= What is expected =
Please repeat the entries word for word and keep the images out.
[[ Data, beginning ]]
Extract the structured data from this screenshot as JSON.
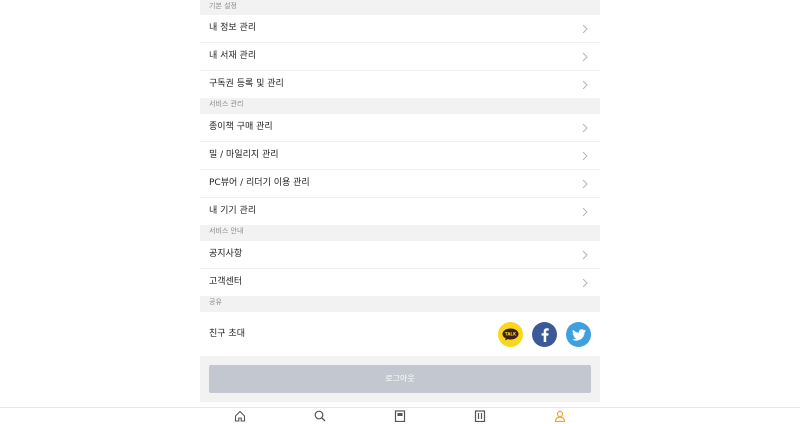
{
  "sections": {
    "basic": {
      "header": "기본 설정",
      "items": [
        "내 정보 관리",
        "내 서재 관리",
        "구독권 등록 및 관리"
      ]
    },
    "service": {
      "header": "서비스 관리",
      "items": [
        "종이책 구매 관리",
        "밀 / 마일리지 관리",
        "PC뷰어 / 리더기 이용 관리",
        "내 기기 관리"
      ]
    },
    "guide": {
      "header": "서비스 안내",
      "items": [
        "공지사항",
        "고객센터"
      ]
    },
    "share": {
      "header": "공유",
      "label": "친구 초대",
      "buttons": [
        {
          "icon": "kakaotalk-icon",
          "color": "#f9d71c",
          "text": "TALK"
        },
        {
          "icon": "facebook-icon",
          "color": "#3b5998"
        },
        {
          "icon": "twitter-icon",
          "color": "#3fa0e0"
        }
      ]
    }
  },
  "logout": {
    "label": "로그아웃"
  },
  "tabbar": {
    "items": [
      {
        "icon": "home-icon"
      },
      {
        "icon": "search-icon"
      },
      {
        "icon": "book-icon"
      },
      {
        "icon": "library-icon"
      },
      {
        "icon": "user-icon",
        "active": true
      }
    ],
    "active_color": "#f5a623",
    "inactive_color": "#555555"
  }
}
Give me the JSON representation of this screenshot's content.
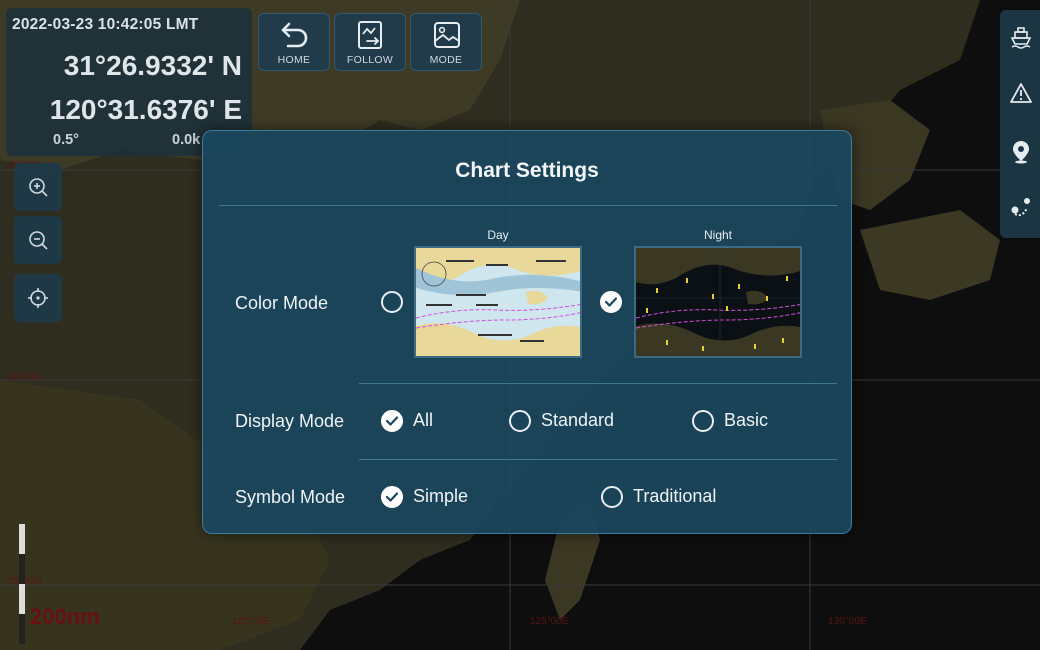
{
  "status": {
    "datetime": "2022-03-23 10:42:05 LMT",
    "latitude": "31°26.9332' N",
    "longitude": "120°31.6376' E",
    "heading": "0.5°",
    "speed": "0.0k"
  },
  "toolbar": {
    "home_label": "HOME",
    "follow_label": "FOLLOW",
    "mode_label": "MODE"
  },
  "map": {
    "scale": "200nm",
    "grid_labels": [
      "120°00E",
      "125°00E",
      "130°00E",
      "35°00N",
      "30°00N",
      "25°00N"
    ]
  },
  "dialog": {
    "title": "Chart Settings",
    "color_mode": {
      "label": "Color Mode",
      "options": [
        {
          "label": "Day",
          "selected": false
        },
        {
          "label": "Night",
          "selected": true
        }
      ]
    },
    "display_mode": {
      "label": "Display Mode",
      "options": [
        {
          "label": "All",
          "selected": true
        },
        {
          "label": "Standard",
          "selected": false
        },
        {
          "label": "Basic",
          "selected": false
        }
      ]
    },
    "symbol_mode": {
      "label": "Symbol Mode",
      "options": [
        {
          "label": "Simple",
          "selected": true
        },
        {
          "label": "Traditional",
          "selected": false
        }
      ]
    }
  },
  "colors": {
    "dialog_bg": "#1b465c",
    "dialog_border": "#3e7a99",
    "land": "#3d3a26",
    "sea": "#0e0e0e",
    "day_sea": "#cfe6ee",
    "night_sea": "#0b1014",
    "route": "#d24fd9",
    "accent_check": "#ffffff"
  },
  "icons": {
    "home": "undo-arrow-icon",
    "follow": "follow-image-icon",
    "mode": "picture-icon",
    "zoom_in": "zoom-in-icon",
    "zoom_out": "zoom-out-icon",
    "locate": "crosshair-icon",
    "ship": "ship-icon",
    "alert": "warning-icon",
    "waypoint": "map-pin-icon",
    "route": "route-icon"
  }
}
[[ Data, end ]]
= Answer below =
Extract the structured data from this screenshot as JSON.
{
  "sections": {
    "basic": {
      "header": "기본 설정",
      "items": [
        "내 정보 관리",
        "내 서재 관리",
        "구독권 등록 및 관리"
      ]
    },
    "service": {
      "header": "서비스 관리",
      "items": [
        "종이책 구매 관리",
        "밀 / 마일리지 관리",
        "PC뷰어 / 리더기 이용 관리",
        "내 기기 관리"
      ]
    },
    "guide": {
      "header": "서비스 안내",
      "items": [
        "공지사항",
        "고객센터"
      ]
    },
    "share": {
      "header": "공유",
      "label": "친구 초대",
      "buttons": [
        {
          "icon": "kakaotalk-icon",
          "color": "#f9d71c",
          "text": "TALK"
        },
        {
          "icon": "facebook-icon",
          "color": "#3b5998"
        },
        {
          "icon": "twitter-icon",
          "color": "#3fa0e0"
        }
      ]
    }
  },
  "logout": {
    "label": "로그아웃"
  },
  "tabbar": {
    "items": [
      {
        "icon": "home-icon"
      },
      {
        "icon": "search-icon"
      },
      {
        "icon": "book-icon"
      },
      {
        "icon": "library-icon"
      },
      {
        "icon": "user-icon",
        "active": true
      }
    ],
    "active_color": "#f5a623",
    "inactive_color": "#555555"
  }
}
Give me the JSON representation of this screenshot's content.
{
  "status": {
    "datetime": "2022-03-23 10:42:05 LMT",
    "latitude": "31°26.9332' N",
    "longitude": "120°31.6376' E",
    "heading": "0.5°",
    "speed": "0.0k"
  },
  "toolbar": {
    "home_label": "HOME",
    "follow_label": "FOLLOW",
    "mode_label": "MODE"
  },
  "map": {
    "scale": "200nm",
    "grid_labels": [
      "120°00E",
      "125°00E",
      "130°00E",
      "35°00N",
      "30°00N",
      "25°00N"
    ]
  },
  "dialog": {
    "title": "Chart Settings",
    "color_mode": {
      "label": "Color Mode",
      "options": [
        {
          "label": "Day",
          "selected": false
        },
        {
          "label": "Night",
          "selected": true
        }
      ]
    },
    "display_mode": {
      "label": "Display Mode",
      "options": [
        {
          "label": "All",
          "selected": true
        },
        {
          "label": "Standard",
          "selected": false
        },
        {
          "label": "Basic",
          "selected": false
        }
      ]
    },
    "symbol_mode": {
      "label": "Symbol Mode",
      "options": [
        {
          "label": "Simple",
          "selected": true
        },
        {
          "label": "Traditional",
          "selected": false
        }
      ]
    }
  },
  "colors": {
    "dialog_bg": "#1b465c",
    "dialog_border": "#3e7a99",
    "land": "#3d3a26",
    "sea": "#0e0e0e",
    "day_sea": "#cfe6ee",
    "night_sea": "#0b1014",
    "route": "#d24fd9",
    "accent_check": "#ffffff"
  },
  "icons": {
    "home": "undo-arrow-icon",
    "follow": "follow-image-icon",
    "mode": "picture-icon",
    "zoom_in": "zoom-in-icon",
    "zoom_out": "zoom-out-icon",
    "locate": "crosshair-icon",
    "ship": "ship-icon",
    "alert": "warning-icon",
    "waypoint": "map-pin-icon",
    "route": "route-icon"
  }
}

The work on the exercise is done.